Research Abstracts Online
January 2009 - March 2010
University of Minnesota Twin Cities
Institute of Technology
Department of Chemical Engineering and Materials Science
PI: Satish Kumar, Associate Fellow
Continuum and Nanoscale Simulations of Polymer Dynamics
These researchers are pursuing three projects aimed at simulating various aspects of polymer dynamics at the nanometer and continuum scales. In the first, they are performing simulations of pattern formation in thin polymer films, with the goal of understanding how to tailor external influences to create desired nanometer-scale patterns. Fundamental knowledge gained from this work is expected to benefit a number of technologies, including coatings, microfluidics, and biomaterials. The researchers have shown how normal AC electric fields can be used to create unique nanostructures in single-layer films, and plan to investigate similar phenomena in bilayer films.
The second project involves Brownian dynamics simulations of polyelectrolyte adsorption at solid surfaces.
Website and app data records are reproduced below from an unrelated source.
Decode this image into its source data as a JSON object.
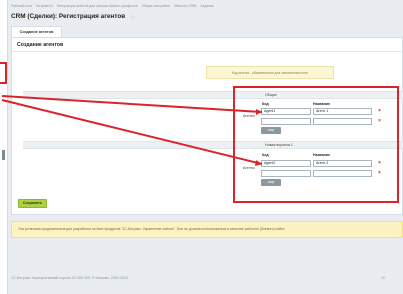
{
  "breadcrumbs": [
    "Рабочий стол",
    "Битрикс24",
    "Генераторы агентов для запуска бизнес-процессов",
    "Общие настройки",
    "Объекты CRM",
    "Задания"
  ],
  "page_title": "CRM (Сделки): Регистрация агентов",
  "tab": "Создание агентов",
  "section_title": "Создание агентов",
  "note": "Код агента - обязательное для заполнения поле",
  "groups": [
    {
      "title": "Общие",
      "col_code": "Код",
      "col_name": "Название",
      "row_label": "Агенты",
      "rows": [
        {
          "code": "Agent1",
          "name": "Агент 1"
        },
        {
          "code": "",
          "name": ""
        }
      ],
      "add_label": "еще"
    },
    {
      "title": "Новая воронка 1",
      "col_code": "Код",
      "col_name": "Название",
      "row_label": "Агенты",
      "rows": [
        {
          "code": "Agent2",
          "name": "Агент 2"
        },
        {
          "code": "",
          "name": ""
        }
      ],
      "add_label": "еще"
    }
  ],
  "delete_icon": "×",
  "save_label": "Сохранить",
  "warning": "Эта установка предназначена для разработки на базе продуктов \"1С-Битрикс: Управление сайтом\". Она не должна использоваться в качестве рабочего (боевого) сайта",
  "footer": {
    "copyright": "1С-Битрикс: Корпоративный портал 24.300.300. © Битрикс, 2002-2024",
    "link": "1С"
  },
  "colors": {
    "accent_red": "#d9242b",
    "save_green": "#aed143"
  }
}
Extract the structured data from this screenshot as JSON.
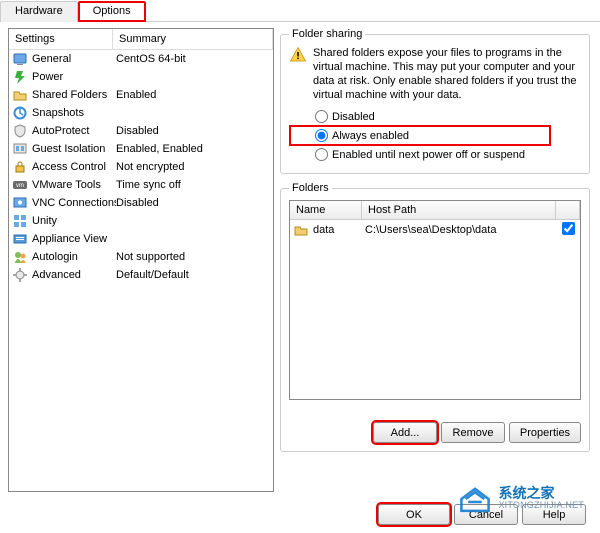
{
  "tabs": {
    "hardware": "Hardware",
    "options": "Options"
  },
  "left": {
    "col_settings": "Settings",
    "col_summary": "Summary",
    "rows": [
      {
        "icon": "general-icon",
        "label": "General",
        "summary": "CentOS 64-bit"
      },
      {
        "icon": "power-icon",
        "label": "Power",
        "summary": ""
      },
      {
        "icon": "shared-folders-icon",
        "label": "Shared Folders",
        "summary": "Enabled"
      },
      {
        "icon": "snapshots-icon",
        "label": "Snapshots",
        "summary": ""
      },
      {
        "icon": "autoprotect-icon",
        "label": "AutoProtect",
        "summary": "Disabled"
      },
      {
        "icon": "guest-isolation-icon",
        "label": "Guest Isolation",
        "summary": "Enabled, Enabled"
      },
      {
        "icon": "access-control-icon",
        "label": "Access Control",
        "summary": "Not encrypted"
      },
      {
        "icon": "vmware-tools-icon",
        "label": "VMware Tools",
        "summary": "Time sync off"
      },
      {
        "icon": "vnc-icon",
        "label": "VNC Connections",
        "summary": "Disabled"
      },
      {
        "icon": "unity-icon",
        "label": "Unity",
        "summary": ""
      },
      {
        "icon": "appliance-view-icon",
        "label": "Appliance View",
        "summary": ""
      },
      {
        "icon": "autologin-icon",
        "label": "Autologin",
        "summary": "Not supported"
      },
      {
        "icon": "advanced-icon",
        "label": "Advanced",
        "summary": "Default/Default"
      }
    ]
  },
  "sharing": {
    "legend": "Folder sharing",
    "warning": "Shared folders expose your files to programs in the virtual machine. This may put your computer and your data at risk. Only enable shared folders if you trust the virtual machine with your data.",
    "opt_disabled": "Disabled",
    "opt_always": "Always enabled",
    "opt_until": "Enabled until next power off or suspend"
  },
  "folders": {
    "legend": "Folders",
    "col_name": "Name",
    "col_hostpath": "Host Path",
    "rows": [
      {
        "name": "data",
        "hostpath": "C:\\Users\\sea\\Desktop\\data",
        "checked": true
      }
    ],
    "btn_add": "Add...",
    "btn_remove": "Remove",
    "btn_props": "Properties"
  },
  "dialog": {
    "ok": "OK",
    "cancel": "Cancel",
    "help": "Help"
  },
  "watermark": {
    "title": "系统之家",
    "url": "XITONGZHIJIA.NET"
  }
}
This is a fundamental problem relevant to numerous practical applications in materials processing and biophysics. The work aims at clarifying the roles of surface heterogeneity (chemical and topographical), chain branching, and fluid flow on the adsorption process. The group has recently characterized how solvent quality and charge patterning affect adsorption in fluid flows, and is now focusing on diffusion of adsorbed polyelectrolytes. The group is also working on several related problems motivated by applications in printing, coating and microfluidics. These involve Brownian dynamics simulations of colloidal particle adsorption to create patterned particulate coatings, finite-element simulations of free-surface flows with moving contact lines that are relevant for liquid deposition and transfer in printing and coating, and finite-element simulations of multiphase flows in topographically patterned microfluidic channels.
A third project, just begun, investigates lithographic printing with the goal of using it to produce printed electronic devices on flexible substrates. This would be considerably cheaper and more environmentally friendly thatn current microelectronics fabrication methods.
Damien Brewer, Graduate Student
Shawn Dodds, Graduate Student
Nazish Hoda, Department of Chemical Engineering, University of Michigan, Ann Arbor, Michigan
Sreeram Kalpathy, Graduate Student
Scott Roberts, Graduate Student
Benson Tsai, Graduate Student
Eric Vandre, Graduate Student
Chunfeng Zhou, Research Associate